Thursday, 27 September 2012

            When the pituitary gland sends its message to the ovaries (a “get busy” message), it is answered in a special way by one of the hundreds of thousands of tiny egg-cells which are in the ovaries. This little cell then pushes its way to the surface, and eventually it breaks free from the ovary. It is then drawn into the fallopian tube by the fimbriae or tentacles at the free end of the tube. Slowly it moves down this tube, which is very narrow, leaving only a little spare room.

            The fertilization of the ovum occurs in this following way; the male fluid or semen is deposited in the vagina. This fluid contains hundreds of millions of little cells called spermatozoa or simply sperms. These thresh about blindly in all directions, most of them die in the acid secretions of the vagina, but some succeed in making their way into the uterus, and some of these find their way into the fallopian tubes. If there is an egg in one of the tube, some of the sperms will run into it, and ultimately one of them may penetrate its lining and fertilize it.

A new organism has now been formed, a new human being with an immortal soul. This new organism embeds itself in the thick spongy lining of the uterus, which, under the influence of hormones, is developed and maintained in such a way as to nourish and protect the new life.

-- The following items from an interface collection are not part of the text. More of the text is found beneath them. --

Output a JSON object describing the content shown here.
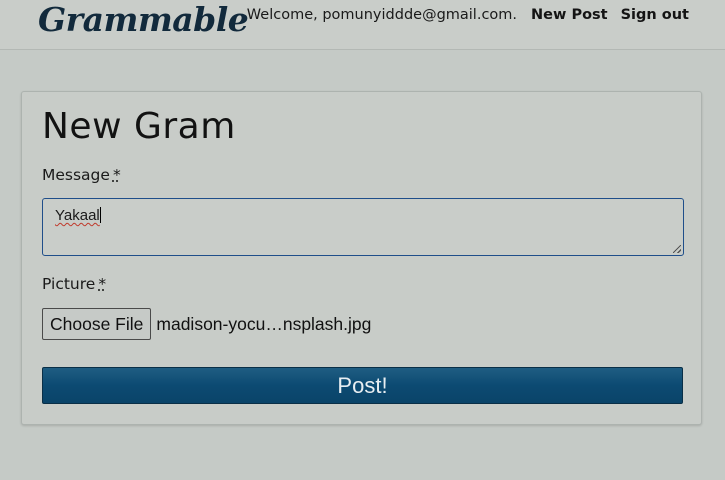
{
  "header": {
    "brand": "Grammable",
    "welcome": "Welcome, pomunyiddde@gmail.com.",
    "new_post": "New Post",
    "sign_out": "Sign out"
  },
  "form": {
    "title": "New Gram",
    "message_label": "Message",
    "required_mark": "*",
    "message_value": "Yakaal",
    "picture_label": "Picture",
    "file_button": "Choose File",
    "file_name": "madison-yocu…nsplash.jpg",
    "submit": "Post!"
  },
  "colors": {
    "brand": "#122a3c",
    "submit_bg": "#0c4a72",
    "input_border": "#1f4e8a",
    "spellcheck": "#c0392b"
  }
}
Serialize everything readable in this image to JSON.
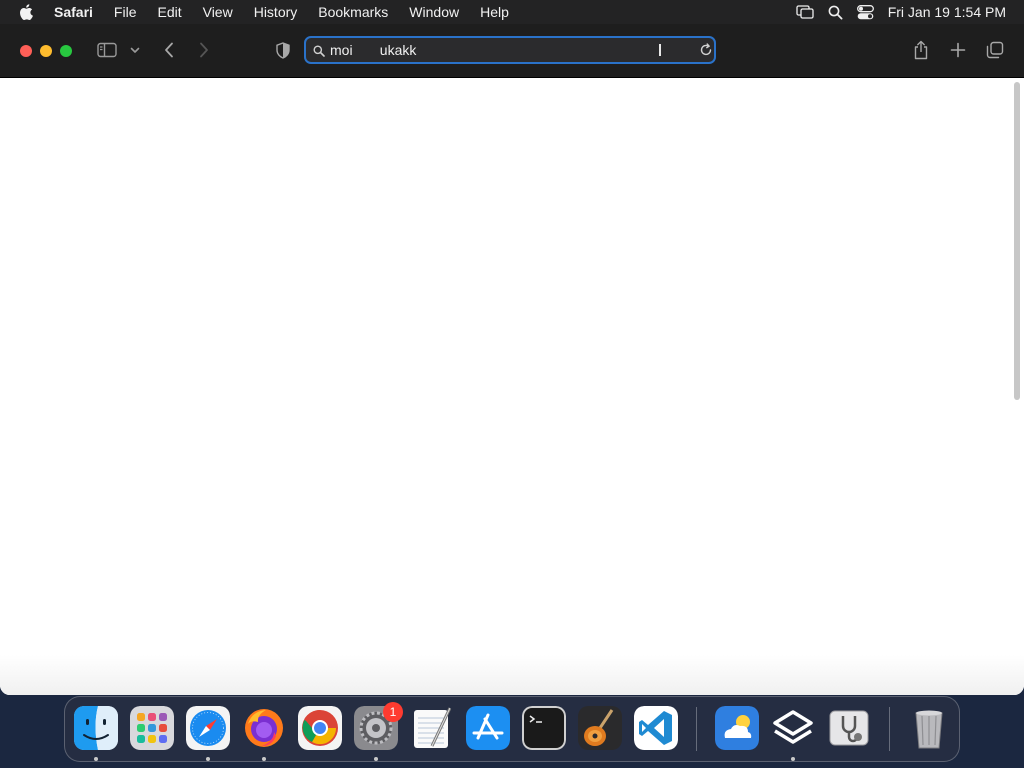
{
  "menubar": {
    "app_name": "Safari",
    "items": [
      "File",
      "Edit",
      "View",
      "History",
      "Bookmarks",
      "Window",
      "Help"
    ],
    "clock": "Fri Jan 19  1:54 PM",
    "status_icons": [
      "screen-mirroring-icon",
      "spotlight-search-icon",
      "control-center-icon"
    ]
  },
  "toolbar": {
    "address_text": "moi       ukakk",
    "buttons": [
      "sidebar-toggle",
      "tab-group-menu",
      "back",
      "forward",
      "privacy-shield",
      "share",
      "new-tab",
      "tab-overview"
    ]
  },
  "dock": {
    "apps": [
      "Finder",
      "Launchpad",
      "Safari",
      "Firefox",
      "Google Chrome",
      "System Settings",
      "TextEdit",
      "App Store",
      "Terminal",
      "GarageBand",
      "Visual Studio Code",
      "Weather",
      "Layers App",
      "Disk Utility",
      "Trash"
    ],
    "settings_badge": "1"
  },
  "colors": {
    "menubar_bg": "#232324",
    "toolbar_bg": "#1e1e1e",
    "url_focus_ring": "#2a72c9",
    "close": "#fe5f57",
    "minimize": "#febc2e",
    "zoom": "#28c840",
    "badge": "#ff3b30"
  }
}
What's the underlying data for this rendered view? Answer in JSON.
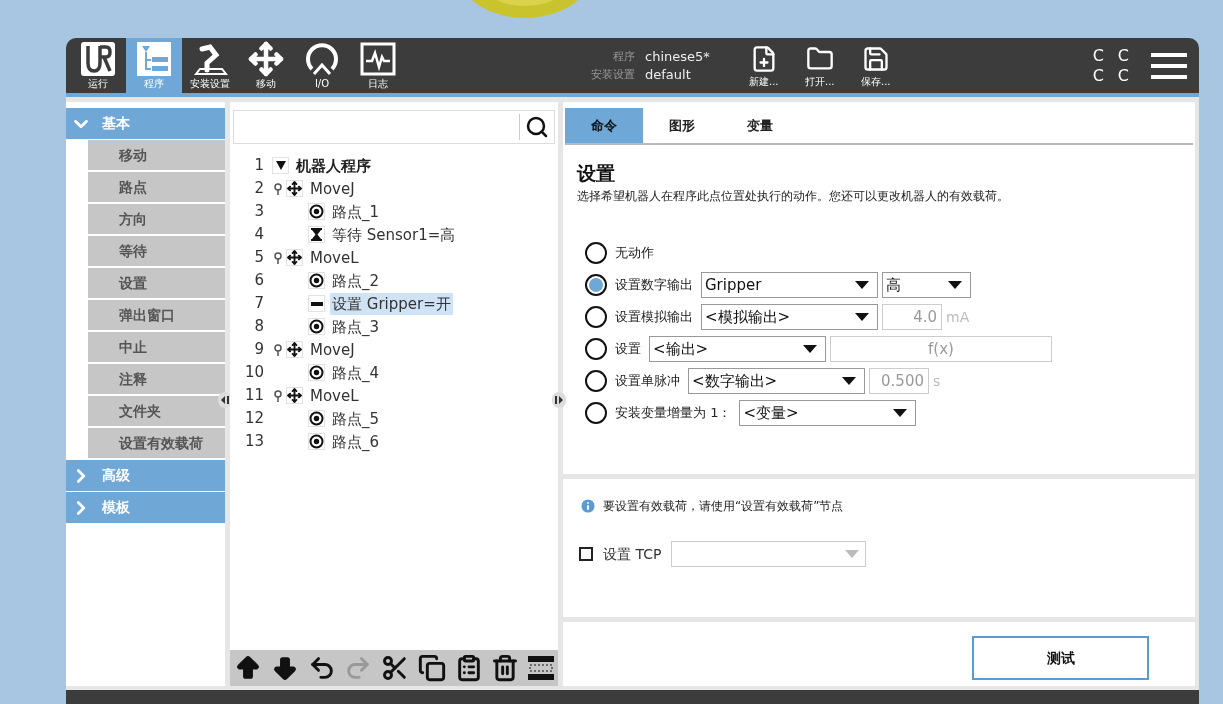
{
  "header": {
    "nav_tabs": [
      {
        "label": "运行",
        "selected": false
      },
      {
        "label": "程序",
        "selected": true
      },
      {
        "label": "安装设置",
        "selected": false
      },
      {
        "label": "移动",
        "selected": false
      },
      {
        "label": "I/O",
        "selected": false
      },
      {
        "label": "日志",
        "selected": false
      }
    ],
    "program_label": "程序",
    "program_value": "chinese5*",
    "installation_label": "安装设置",
    "installation_value": "default",
    "file_buttons": [
      {
        "label": "新建..."
      },
      {
        "label": "打开..."
      },
      {
        "label": "保存..."
      }
    ],
    "status_glyphs": [
      "C",
      "C",
      "C",
      "C"
    ]
  },
  "sidebar": {
    "sections": [
      {
        "label": "基本",
        "expanded": true,
        "items": [
          "移动",
          "路点",
          "方向",
          "等待",
          "设置",
          "弹出窗口",
          "中止",
          "注释",
          "文件夹",
          "设置有效载荷"
        ]
      },
      {
        "label": "高级",
        "expanded": false
      },
      {
        "label": "模板",
        "expanded": false
      }
    ]
  },
  "program_tree": {
    "nodes": [
      {
        "line": "1",
        "kind": "program",
        "label": "机器人程序",
        "selected": false,
        "expanded": true,
        "children": [
          {
            "line": "2",
            "kind": "move",
            "label": "MoveJ",
            "selected": false,
            "expanded": true,
            "children": [
              {
                "line": "3",
                "kind": "waypoint",
                "label": "路点_1",
                "selected": false
              },
              {
                "line": "4",
                "kind": "wait",
                "label": "等待 Sensor1=高",
                "selected": false
              }
            ]
          },
          {
            "line": "5",
            "kind": "move",
            "label": "MoveL",
            "selected": false,
            "expanded": true,
            "children": [
              {
                "line": "6",
                "kind": "waypoint",
                "label": "路点_2",
                "selected": false
              },
              {
                "line": "7",
                "kind": "set",
                "label": "设置 Gripper=开",
                "selected": true
              },
              {
                "line": "8",
                "kind": "waypoint",
                "label": "路点_3",
                "selected": false
              }
            ]
          },
          {
            "line": "9",
            "kind": "move",
            "label": "MoveJ",
            "selected": false,
            "expanded": true,
            "children": [
              {
                "line": "10",
                "kind": "waypoint",
                "label": "路点_4",
                "selected": false
              }
            ]
          },
          {
            "line": "11",
            "kind": "move",
            "label": "MoveL",
            "selected": false,
            "expanded": true,
            "children": [
              {
                "line": "12",
                "kind": "waypoint",
                "label": "路点_5",
                "selected": false
              },
              {
                "line": "13",
                "kind": "waypoint",
                "label": "路点_6",
                "selected": false
              }
            ]
          }
        ]
      }
    ],
    "toolbar": [
      {
        "kind": "up",
        "disabled": false
      },
      {
        "kind": "down",
        "disabled": false
      },
      {
        "kind": "undo",
        "disabled": false
      },
      {
        "kind": "redo",
        "disabled": true
      },
      {
        "kind": "cut",
        "disabled": false
      },
      {
        "kind": "copy",
        "disabled": false
      },
      {
        "kind": "paste",
        "disabled": false
      },
      {
        "kind": "delete",
        "disabled": false
      },
      {
        "kind": "suppress",
        "disabled": false
      }
    ]
  },
  "command_panel": {
    "tabs": [
      {
        "label": "命令",
        "selected": true
      },
      {
        "label": "图形",
        "selected": false
      },
      {
        "label": "变量",
        "selected": false
      }
    ],
    "title": "设置",
    "description": "选择希望机器人在程序此点位置处执行的动作。您还可以更改机器人的有效载荷。",
    "options": [
      {
        "kind": "none",
        "label": "无动作",
        "selected": false
      },
      {
        "kind": "digital",
        "label": "设置数字输出",
        "selected": true,
        "select": "Gripper",
        "value_select": "高"
      },
      {
        "kind": "analog",
        "label": "设置模拟输出",
        "selected": false,
        "select": "<模拟输出>",
        "value": "4.0",
        "unit": "mA"
      },
      {
        "kind": "expression",
        "label": "设置",
        "selected": false,
        "select": "<输出>",
        "value": "f(x)"
      },
      {
        "kind": "pulse",
        "label": "设置单脉冲",
        "selected": false,
        "select": "<数字输出>",
        "value": "0.500",
        "unit": "s"
      },
      {
        "kind": "increment",
        "label": "安装变量增量为 1：",
        "selected": false,
        "select": "<变量>"
      }
    ],
    "payload_info": "要设置有效载荷，请使用“设置有效载荷”节点",
    "tcp": {
      "label": "设置 TCP",
      "checked": false
    },
    "test_button": "测试"
  }
}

            If fertilization does not take place in one of the tubes, the ovum soon dies there, and the thickened lining of the uterus separates and passes away with a flow of blood (menstruation), which is the result of this process. By disposing of unwanted tissue from the lining of the uterus, nature plays its part in keeping the female body healthy and attractive.
            This, then, is a simple explanation of the fascinating process of reproduction, which should be clearly understood by all maturing young people so that they can freely make right and enlightened decisions in all matters pertaining to sex.